▶ _Work item_
Nothing but the text belongs in the answer: the listing below, copied exactly, without pictures.

▶ _Given entries_

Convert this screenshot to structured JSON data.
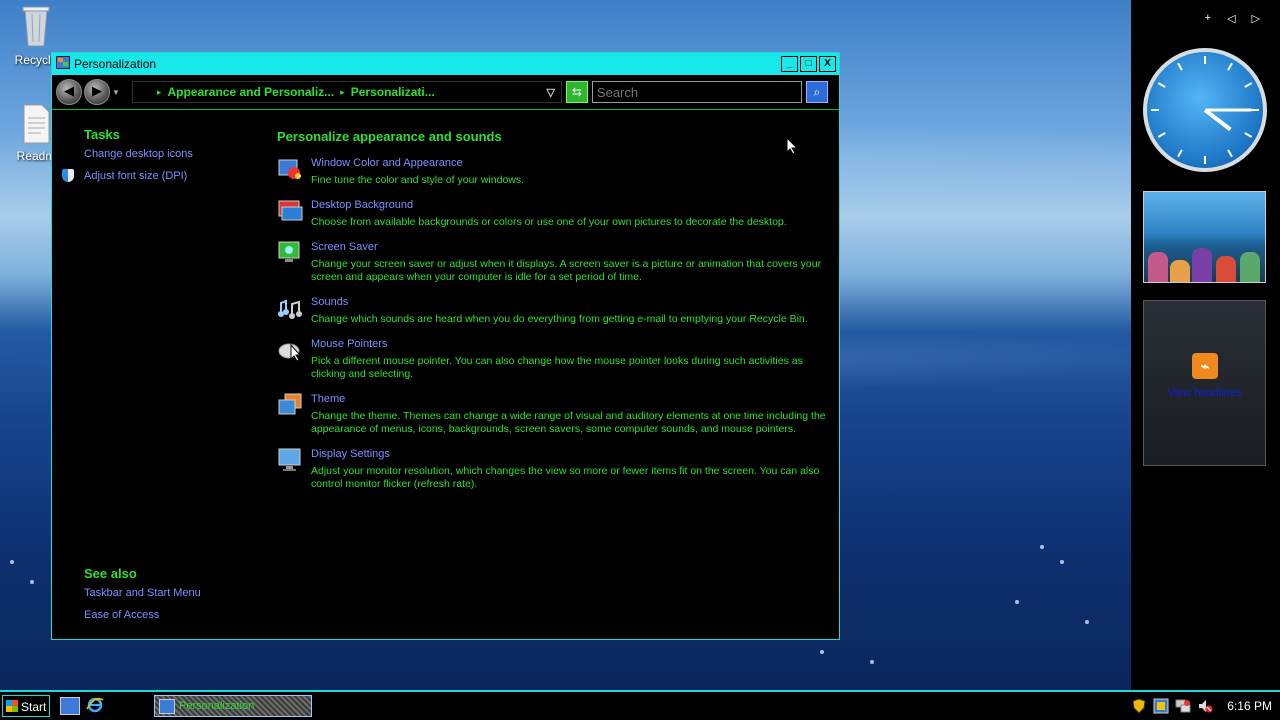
{
  "desktop": {
    "icons": [
      {
        "label": "Recycle",
        "icon": "recycle-bin-icon"
      },
      {
        "label": "Readm",
        "icon": "document-icon"
      }
    ]
  },
  "window": {
    "title": "Personalization",
    "controls": {
      "minimize": "_",
      "maximize": "□",
      "close": "X"
    },
    "address": {
      "segments": [
        "Appearance and Personaliz...",
        "Personalizati..."
      ]
    },
    "search": {
      "placeholder": "Search"
    },
    "sidebar": {
      "tasks_heading": "Tasks",
      "tasks": [
        "Change desktop icons",
        "Adjust font size (DPI)"
      ],
      "see_also_heading": "See also",
      "see_also": [
        "Taskbar and Start Menu",
        "Ease of Access"
      ]
    },
    "main": {
      "heading": "Personalize appearance and sounds",
      "items": [
        {
          "title": "Window Color and Appearance",
          "desc": "Fine tune the color and style of your windows.",
          "icon": "window-color-icon"
        },
        {
          "title": "Desktop Background",
          "desc": "Choose from available backgrounds or colors or use one of your own pictures to decorate the desktop.",
          "icon": "desktop-background-icon"
        },
        {
          "title": "Screen Saver",
          "desc": "Change your screen saver or adjust when it displays. A screen saver is a picture or animation that covers your screen and appears when your computer is idle for a set period of time.",
          "icon": "screen-saver-icon"
        },
        {
          "title": "Sounds",
          "desc": "Change which sounds are heard when you do everything from getting e-mail to emptying your Recycle Bin.",
          "icon": "sounds-icon"
        },
        {
          "title": "Mouse Pointers",
          "desc": "Pick a different mouse pointer. You can also change how the mouse pointer looks during such activities as clicking and selecting.",
          "icon": "mouse-pointer-icon"
        },
        {
          "title": "Theme",
          "desc": "Change the theme. Themes can change a wide range of visual and auditory elements at one time including the appearance of menus, icons, backgrounds, screen savers, some computer sounds, and mouse pointers.",
          "icon": "theme-icon"
        },
        {
          "title": "Display Settings",
          "desc": "Adjust your monitor resolution, which changes the view so more or fewer items fit on the screen. You can also control monitor flicker (refresh rate).",
          "icon": "display-settings-icon"
        }
      ]
    }
  },
  "gadgets": {
    "top_controls": [
      "+",
      "◁",
      "▷"
    ],
    "clock": {
      "hour": 4,
      "minute": 15
    },
    "feed": {
      "text": "View headlines"
    }
  },
  "taskbar": {
    "start_label": "Start",
    "task_button": "Personalization",
    "time": "6:16 PM"
  },
  "colors": {
    "accent_cyan": "#17e9ea",
    "text_green": "#2ee02e",
    "link_blue": "#7f8fff"
  }
}
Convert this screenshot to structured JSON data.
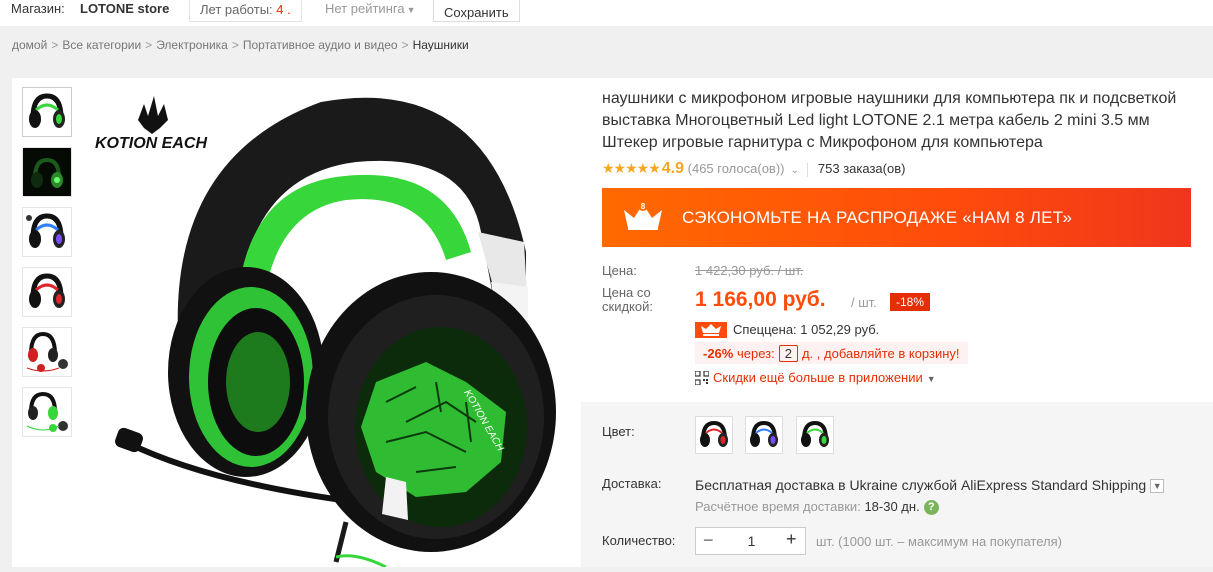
{
  "topbar": {
    "store_label": "Магазин:",
    "store_name": "LOTONE store",
    "years_label": "Лет работы:",
    "years_value": "4 .",
    "rating_label": "Нет рейтинга",
    "save_label": "Сохранить"
  },
  "breadcrumb": [
    "домой",
    "Все категории",
    "Электроника",
    "Портативное аудио и видео",
    "Наушники"
  ],
  "product": {
    "title": "наушники с микрофоном игровые наушники для компьютера пк и подсветкой выставка Многоцветный Led light LOTONE 2.1 метра кабель 2 mini 3.5 мм Штекер игровые гарнитура с Микрофоном для компьютера",
    "brand_logo": "KOTION EACH",
    "rating_stars": "★★★★★",
    "rating_value": "4.9",
    "votes": "(465 голоса(ов))",
    "orders": "753 заказа(ов)"
  },
  "banner": {
    "crown_number": "8",
    "text": "СЭКОНОМЬТЕ НА РАСПРОДАЖЕ «НАМ 8 ЛЕТ»"
  },
  "price": {
    "label": "Цена:",
    "old": "1 422,30 руб. / шт.",
    "discount_label": "Цена со скидкой:",
    "new": "1 166,00 руб.",
    "per_unit": "/ шт.",
    "discount_badge": "-18%",
    "special": "Спеццена: 1 052,29 руб.",
    "promo_pct": "-26%",
    "promo_text_1": "через:",
    "promo_days": "2",
    "promo_text_2": "д. , добавляйте в корзину!",
    "app_discount": "Скидки ещё больше в приложении"
  },
  "color": {
    "label": "Цвет:",
    "options": [
      "red",
      "blue",
      "green"
    ]
  },
  "shipping": {
    "label": "Доставка:",
    "text": "Бесплатная доставка в Ukraine службой AliExpress Standard Shipping",
    "time_label": "Расчётное время доставки:",
    "time_value": "18-30 дн."
  },
  "quantity": {
    "label": "Количество:",
    "value": "1",
    "note": "шт. (1000 шт. – максимум на покупателя)"
  },
  "colors": {
    "accent": "#ff4b0b",
    "price": "#ff4b0b",
    "badge": "#e62e04",
    "star": "#f5a623",
    "headset_green": "#37d63a"
  }
}
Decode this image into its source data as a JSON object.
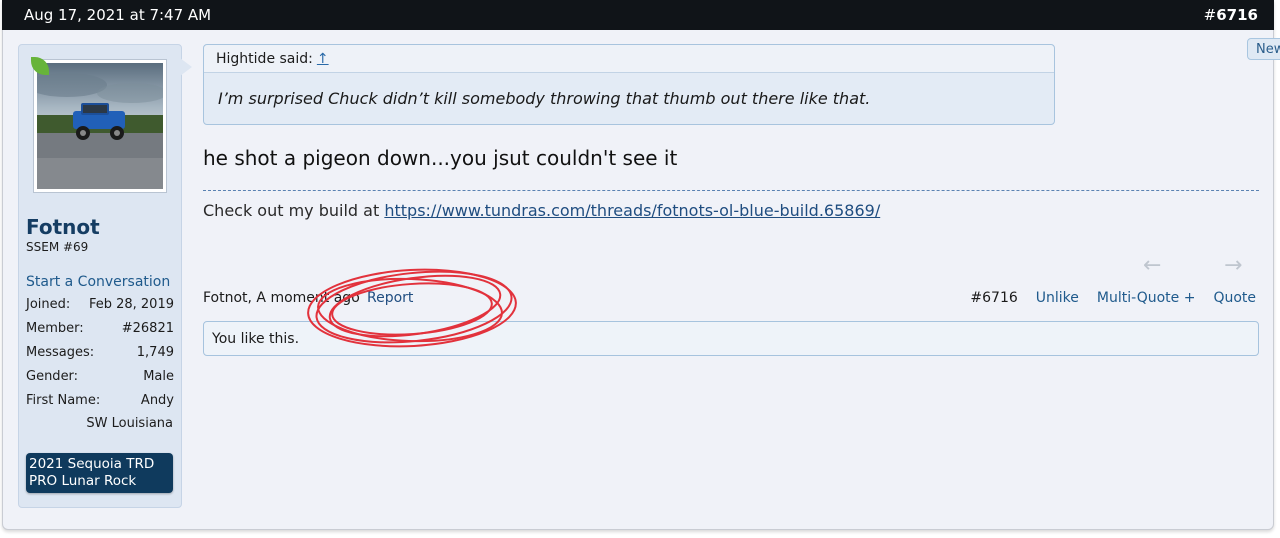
{
  "post": {
    "date": "Aug 17, 2021 at 7:47 AM",
    "number_hash": "#",
    "number": "6716",
    "new_tab_label": "New"
  },
  "user": {
    "name": "Fotnot",
    "title": "SSEM #69",
    "start_conversation": "Start a Conversation",
    "stats": [
      {
        "label": "Joined:",
        "value": "Feb 28, 2019"
      },
      {
        "label": "Member:",
        "value": "#26821"
      },
      {
        "label": "Messages:",
        "value": "1,749"
      },
      {
        "label": "Gender:",
        "value": "Male"
      },
      {
        "label": "First Name:",
        "value": "Andy"
      }
    ],
    "location": "SW Louisiana",
    "vehicle": "2021 Sequoia TRD PRO Lunar Rock"
  },
  "quote": {
    "author_said": "Hightide said:",
    "jump_arrow": "↑",
    "text": "I’m surprised Chuck didn’t kill somebody throwing that thumb out there like that."
  },
  "message": {
    "text": "he shot a pigeon down...you jsut couldn't see it"
  },
  "signature": {
    "prefix": "Check out my build at",
    "link": "https://www.tundras.com/threads/fotnots-ol-blue-build.65869/"
  },
  "footer": {
    "meta": "Fotnot, A moment ago",
    "report": "Report",
    "post_number": "#6716",
    "unlike": "Unlike",
    "multi_quote": "Multi-Quote +",
    "quote": "Quote",
    "prev_icon": "←",
    "next_icon": "→"
  },
  "likes": {
    "text": "You like this."
  },
  "colors": {
    "header_bg": "#101418",
    "link_blue": "#1f5a8c",
    "banner_bg": "#0f3a5d",
    "annotation_red": "#e2323c"
  }
}
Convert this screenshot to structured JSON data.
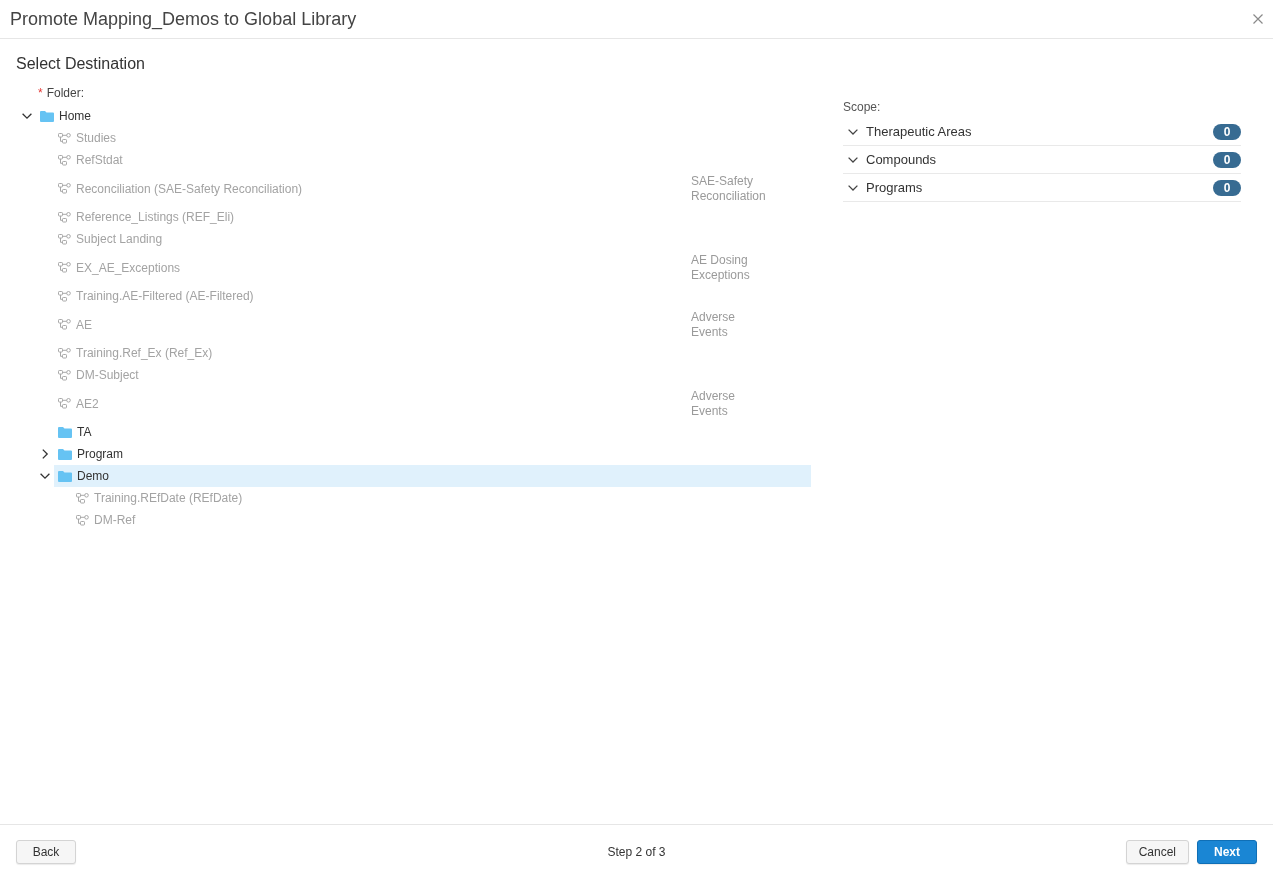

▶ _Result of this task_
Convert this screenshot to structured JSON data.
{
  "desktop": {
    "icons": [
      {
        "label": "Recycle",
        "icon": "recycle-bin-icon"
      },
      {
        "label": "Readm",
        "icon": "document-icon"
      }
    ]
  },
  "window": {
    "title": "Personalization",
    "controls": {
      "minimize": "_",
      "maximize": "□",
      "close": "X"
    },
    "address": {
      "segments": [
        "Appearance and Personaliz...",
        "Personalizati..."
      ]
    },
    "search": {
      "placeholder": "Search"
    },
    "sidebar": {
      "tasks_heading": "Tasks",
      "tasks": [
        "Change desktop icons",
        "Adjust font size (DPI)"
      ],
      "see_also_heading": "See also",
      "see_also": [
        "Taskbar and Start Menu",
        "Ease of Access"
      ]
    },
    "main": {
      "heading": "Personalize appearance and sounds",
      "items": [
        {
          "title": "Window Color and Appearance",
          "desc": "Fine tune the color and style of your windows.",
          "icon": "window-color-icon"
        },
        {
          "title": "Desktop Background",
          "desc": "Choose from available backgrounds or colors or use one of your own pictures to decorate the desktop.",
          "icon": "desktop-background-icon"
        },
        {
          "title": "Screen Saver",
          "desc": "Change your screen saver or adjust when it displays. A screen saver is a picture or animation that covers your screen and appears when your computer is idle for a set period of time.",
          "icon": "screen-saver-icon"
        },
        {
          "title": "Sounds",
          "desc": "Change which sounds are heard when you do everything from getting e-mail to emptying your Recycle Bin.",
          "icon": "sounds-icon"
        },
        {
          "title": "Mouse Pointers",
          "desc": "Pick a different mouse pointer. You can also change how the mouse pointer looks during such activities as clicking and selecting.",
          "icon": "mouse-pointer-icon"
        },
        {
          "title": "Theme",
          "desc": "Change the theme. Themes can change a wide range of visual and auditory elements at one time including the appearance of menus, icons, backgrounds, screen savers, some computer sounds, and mouse pointers.",
          "icon": "theme-icon"
        },
        {
          "title": "Display Settings",
          "desc": "Adjust your monitor resolution, which changes the view so more or fewer items fit on the screen. You can also control monitor flicker (refresh rate).",
          "icon": "display-settings-icon"
        }
      ]
    }
  },
  "gadgets": {
    "top_controls": [
      "+",
      "◁",
      "▷"
    ],
    "clock": {
      "hour": 4,
      "minute": 15
    },
    "feed": {
      "text": "View headlines"
    }
  },
  "taskbar": {
    "start_label": "Start",
    "task_button": "Personalization",
    "time": "6:16 PM"
  },
  "colors": {
    "accent_cyan": "#17e9ea",
    "text_green": "#2ee02e",
    "link_blue": "#7f8fff"
  }
}
Convert this screenshot to structured JSON data.
{
  "topbar": {
    "store_label": "Магазин:",
    "store_name": "LOTONE store",
    "years_label": "Лет работы:",
    "years_value": "4 .",
    "rating_label": "Нет рейтинга",
    "save_label": "Сохранить"
  },
  "breadcrumb": [
    "домой",
    "Все категории",
    "Электроника",
    "Портативное аудио и видео",
    "Наушники"
  ],
  "product": {
    "title": "наушники с микрофоном игровые наушники для компьютера пк и подсветкой выставка Многоцветный Led light LOTONE 2.1 метра кабель 2 mini 3.5 мм Штекер игровые гарнитура с Микрофоном для компьютера",
    "brand_logo": "KOTION EACH",
    "rating_stars": "★★★★★",
    "rating_value": "4.9",
    "votes": "(465 голоса(ов))",
    "orders": "753 заказа(ов)"
  },
  "banner": {
    "crown_number": "8",
    "text": "СЭКОНОМЬТЕ НА РАСПРОДАЖЕ «НАМ 8 ЛЕТ»"
  },
  "price": {
    "label": "Цена:",
    "old": "1 422,30 руб. / шт.",
    "discount_label": "Цена со скидкой:",
    "new": "1 166,00 руб.",
    "per_unit": "/ шт.",
    "discount_badge": "-18%",
    "special": "Спеццена: 1 052,29 руб.",
    "promo_pct": "-26%",
    "promo_text_1": "через:",
    "promo_days": "2",
    "promo_text_2": "д. , добавляйте в корзину!",
    "app_discount": "Скидки ещё больше в приложении"
  },
  "color": {
    "label": "Цвет:",
    "options": [
      "red",
      "blue",
      "green"
    ]
  },
  "shipping": {
    "label": "Доставка:",
    "text": "Бесплатная доставка в Ukraine службой AliExpress Standard Shipping",
    "time_label": "Расчётное время доставки:",
    "time_value": "18-30 дн."
  },
  "quantity": {
    "label": "Количество:",
    "value": "1",
    "note": "шт. (1000 шт. – максимум на покупателя)"
  },
  "colors": {
    "accent": "#ff4b0b",
    "price": "#ff4b0b",
    "badge": "#e62e04",
    "star": "#f5a623",
    "headset_green": "#37d63a"
  }
}
Decode this image into its source data as a JSON object.
{
  "post": {
    "date": "Aug 17, 2021 at 7:47 AM",
    "number_hash": "#",
    "number": "6716",
    "new_tab_label": "New"
  },
  "user": {
    "name": "Fotnot",
    "title": "SSEM #69",
    "start_conversation": "Start a Conversation",
    "stats": [
      {
        "label": "Joined:",
        "value": "Feb 28, 2019"
      },
      {
        "label": "Member:",
        "value": "#26821"
      },
      {
        "label": "Messages:",
        "value": "1,749"
      },
      {
        "label": "Gender:",
        "value": "Male"
      },
      {
        "label": "First Name:",
        "value": "Andy"
      }
    ],
    "location": "SW Louisiana",
    "vehicle": "2021 Sequoia TRD PRO Lunar Rock"
  },
  "quote": {
    "author_said": "Hightide said:",
    "jump_arrow": "↑",
    "text": "I’m surprised Chuck didn’t kill somebody throwing that thumb out there like that."
  },
  "message": {
    "text": "he shot a pigeon down...you jsut couldn't see it"
  },
  "signature": {
    "prefix": "Check out my build at",
    "link": "https://www.tundras.com/threads/fotnots-ol-blue-build.65869/"
  },
  "footer": {
    "meta": "Fotnot, A moment ago",
    "report": "Report",
    "post_number": "#6716",
    "unlike": "Unlike",
    "multi_quote": "Multi-Quote +",
    "quote": "Quote",
    "prev_icon": "←",
    "next_icon": "→"
  },
  "likes": {
    "text": "You like this."
  },
  "colors": {
    "header_bg": "#101418",
    "link_blue": "#1f5a8c",
    "banner_bg": "#0f3a5d",
    "annotation_red": "#e2323c"
  }
}
Convert this screenshot to structured JSON data.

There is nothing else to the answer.